→ **What is expected**:
The word "arrow" may appear in lines of the data below. Say how many lines hold it, giving only the number.

Data excerpts:
□ □ □

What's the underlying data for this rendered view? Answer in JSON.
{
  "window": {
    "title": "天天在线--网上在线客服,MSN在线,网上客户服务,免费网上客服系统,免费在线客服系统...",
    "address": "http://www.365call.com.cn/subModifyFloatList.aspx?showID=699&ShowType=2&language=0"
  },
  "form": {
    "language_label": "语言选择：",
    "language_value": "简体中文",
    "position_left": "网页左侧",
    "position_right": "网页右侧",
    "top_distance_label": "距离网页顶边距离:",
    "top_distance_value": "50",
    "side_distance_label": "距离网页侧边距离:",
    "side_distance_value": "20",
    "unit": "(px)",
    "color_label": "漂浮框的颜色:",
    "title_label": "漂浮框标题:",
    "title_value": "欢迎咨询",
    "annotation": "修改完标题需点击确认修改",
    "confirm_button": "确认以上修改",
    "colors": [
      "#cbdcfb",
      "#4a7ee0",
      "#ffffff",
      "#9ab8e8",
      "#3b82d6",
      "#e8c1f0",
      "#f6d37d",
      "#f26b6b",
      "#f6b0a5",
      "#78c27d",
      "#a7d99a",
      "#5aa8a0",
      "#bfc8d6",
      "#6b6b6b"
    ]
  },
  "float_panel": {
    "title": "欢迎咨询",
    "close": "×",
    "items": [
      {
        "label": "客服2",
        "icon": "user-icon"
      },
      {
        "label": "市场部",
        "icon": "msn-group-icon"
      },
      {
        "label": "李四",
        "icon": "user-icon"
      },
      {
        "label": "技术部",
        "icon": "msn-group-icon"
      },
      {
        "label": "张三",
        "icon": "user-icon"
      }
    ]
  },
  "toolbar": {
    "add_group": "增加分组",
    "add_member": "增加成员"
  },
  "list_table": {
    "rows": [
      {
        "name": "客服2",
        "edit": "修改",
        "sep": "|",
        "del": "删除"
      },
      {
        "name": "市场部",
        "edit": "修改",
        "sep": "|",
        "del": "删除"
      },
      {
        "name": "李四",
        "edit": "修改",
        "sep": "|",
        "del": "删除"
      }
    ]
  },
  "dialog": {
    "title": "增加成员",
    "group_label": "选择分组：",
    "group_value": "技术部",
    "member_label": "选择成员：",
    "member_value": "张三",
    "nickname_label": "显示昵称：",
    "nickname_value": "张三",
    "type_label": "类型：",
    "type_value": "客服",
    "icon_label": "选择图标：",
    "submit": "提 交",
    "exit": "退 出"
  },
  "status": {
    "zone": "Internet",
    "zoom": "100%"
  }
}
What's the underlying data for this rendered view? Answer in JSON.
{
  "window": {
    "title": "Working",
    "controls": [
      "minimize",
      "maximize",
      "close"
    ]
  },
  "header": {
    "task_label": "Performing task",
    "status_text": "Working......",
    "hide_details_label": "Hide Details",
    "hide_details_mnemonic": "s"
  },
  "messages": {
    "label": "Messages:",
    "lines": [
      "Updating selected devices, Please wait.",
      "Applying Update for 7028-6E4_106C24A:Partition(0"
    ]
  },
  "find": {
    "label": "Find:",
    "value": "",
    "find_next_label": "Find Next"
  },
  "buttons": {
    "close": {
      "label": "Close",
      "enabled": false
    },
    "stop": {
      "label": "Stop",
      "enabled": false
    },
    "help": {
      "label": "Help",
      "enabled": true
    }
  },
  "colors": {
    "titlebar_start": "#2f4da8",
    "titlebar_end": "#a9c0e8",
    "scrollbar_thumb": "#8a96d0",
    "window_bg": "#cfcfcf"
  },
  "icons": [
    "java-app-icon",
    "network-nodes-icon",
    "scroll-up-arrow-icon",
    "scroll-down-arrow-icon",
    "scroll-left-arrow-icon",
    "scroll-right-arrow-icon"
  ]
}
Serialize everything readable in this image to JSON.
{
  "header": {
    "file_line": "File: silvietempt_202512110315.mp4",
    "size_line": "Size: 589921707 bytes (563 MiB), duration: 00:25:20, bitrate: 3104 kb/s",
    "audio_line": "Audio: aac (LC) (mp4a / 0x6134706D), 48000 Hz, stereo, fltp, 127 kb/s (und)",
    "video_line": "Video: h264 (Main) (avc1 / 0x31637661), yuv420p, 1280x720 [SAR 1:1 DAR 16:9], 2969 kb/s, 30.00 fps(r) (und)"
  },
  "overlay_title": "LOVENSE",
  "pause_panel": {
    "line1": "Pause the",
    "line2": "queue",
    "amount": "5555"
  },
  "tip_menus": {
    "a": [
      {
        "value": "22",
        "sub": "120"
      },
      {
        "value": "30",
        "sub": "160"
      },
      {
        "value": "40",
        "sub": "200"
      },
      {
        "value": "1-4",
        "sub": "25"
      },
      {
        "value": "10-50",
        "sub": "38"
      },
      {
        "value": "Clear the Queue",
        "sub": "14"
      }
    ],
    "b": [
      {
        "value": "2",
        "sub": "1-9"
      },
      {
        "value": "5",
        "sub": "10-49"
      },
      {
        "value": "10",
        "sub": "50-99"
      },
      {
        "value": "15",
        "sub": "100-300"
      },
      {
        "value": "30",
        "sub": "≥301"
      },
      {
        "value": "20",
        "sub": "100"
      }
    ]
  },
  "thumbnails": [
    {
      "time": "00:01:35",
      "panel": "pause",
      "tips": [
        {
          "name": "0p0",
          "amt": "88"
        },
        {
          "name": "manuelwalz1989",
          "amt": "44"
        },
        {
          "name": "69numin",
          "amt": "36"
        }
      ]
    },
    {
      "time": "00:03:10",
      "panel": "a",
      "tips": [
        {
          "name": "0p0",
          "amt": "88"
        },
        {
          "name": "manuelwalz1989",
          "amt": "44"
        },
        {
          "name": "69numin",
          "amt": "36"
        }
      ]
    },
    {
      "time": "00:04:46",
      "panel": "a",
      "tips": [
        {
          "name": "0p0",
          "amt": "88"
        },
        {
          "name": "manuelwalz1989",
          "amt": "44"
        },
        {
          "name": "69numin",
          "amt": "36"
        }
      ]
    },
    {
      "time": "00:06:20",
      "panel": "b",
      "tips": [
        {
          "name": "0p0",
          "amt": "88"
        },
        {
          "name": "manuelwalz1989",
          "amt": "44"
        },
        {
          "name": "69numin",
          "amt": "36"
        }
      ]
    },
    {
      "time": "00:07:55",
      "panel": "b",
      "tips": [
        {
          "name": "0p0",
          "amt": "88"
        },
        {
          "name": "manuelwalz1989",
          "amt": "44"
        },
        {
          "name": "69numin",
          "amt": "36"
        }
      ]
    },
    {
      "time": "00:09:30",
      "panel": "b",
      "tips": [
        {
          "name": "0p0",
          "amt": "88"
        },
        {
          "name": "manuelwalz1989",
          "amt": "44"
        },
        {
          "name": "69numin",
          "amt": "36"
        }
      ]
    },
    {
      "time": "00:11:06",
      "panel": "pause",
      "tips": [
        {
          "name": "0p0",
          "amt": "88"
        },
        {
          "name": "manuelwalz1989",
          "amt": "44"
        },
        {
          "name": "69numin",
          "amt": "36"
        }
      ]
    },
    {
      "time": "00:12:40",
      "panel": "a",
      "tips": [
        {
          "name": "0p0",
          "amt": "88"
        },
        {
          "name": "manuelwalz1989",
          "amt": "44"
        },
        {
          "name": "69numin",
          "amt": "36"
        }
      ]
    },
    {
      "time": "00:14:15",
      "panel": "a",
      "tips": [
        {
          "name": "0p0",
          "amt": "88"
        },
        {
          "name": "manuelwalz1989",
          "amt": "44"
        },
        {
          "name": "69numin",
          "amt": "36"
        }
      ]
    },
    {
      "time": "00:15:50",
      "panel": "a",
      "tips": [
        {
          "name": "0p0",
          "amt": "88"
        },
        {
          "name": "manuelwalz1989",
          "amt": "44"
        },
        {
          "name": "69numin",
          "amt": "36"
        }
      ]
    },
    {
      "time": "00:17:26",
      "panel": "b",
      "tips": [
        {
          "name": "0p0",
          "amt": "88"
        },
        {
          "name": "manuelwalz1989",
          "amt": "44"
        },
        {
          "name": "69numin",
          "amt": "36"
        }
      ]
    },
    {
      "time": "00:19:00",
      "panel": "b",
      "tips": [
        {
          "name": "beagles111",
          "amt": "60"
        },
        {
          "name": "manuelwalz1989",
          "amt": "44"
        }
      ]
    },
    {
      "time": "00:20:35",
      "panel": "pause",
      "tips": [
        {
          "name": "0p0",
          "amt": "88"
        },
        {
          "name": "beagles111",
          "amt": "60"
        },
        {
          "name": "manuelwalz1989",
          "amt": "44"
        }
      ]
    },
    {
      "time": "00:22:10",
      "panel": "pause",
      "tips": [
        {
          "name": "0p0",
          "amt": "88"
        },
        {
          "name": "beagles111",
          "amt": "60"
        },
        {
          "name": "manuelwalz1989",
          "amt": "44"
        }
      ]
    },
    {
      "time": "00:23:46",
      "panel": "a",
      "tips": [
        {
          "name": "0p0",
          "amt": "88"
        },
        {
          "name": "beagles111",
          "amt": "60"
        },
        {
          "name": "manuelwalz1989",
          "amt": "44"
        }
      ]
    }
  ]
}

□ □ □

→ **Solution for this problem**:
4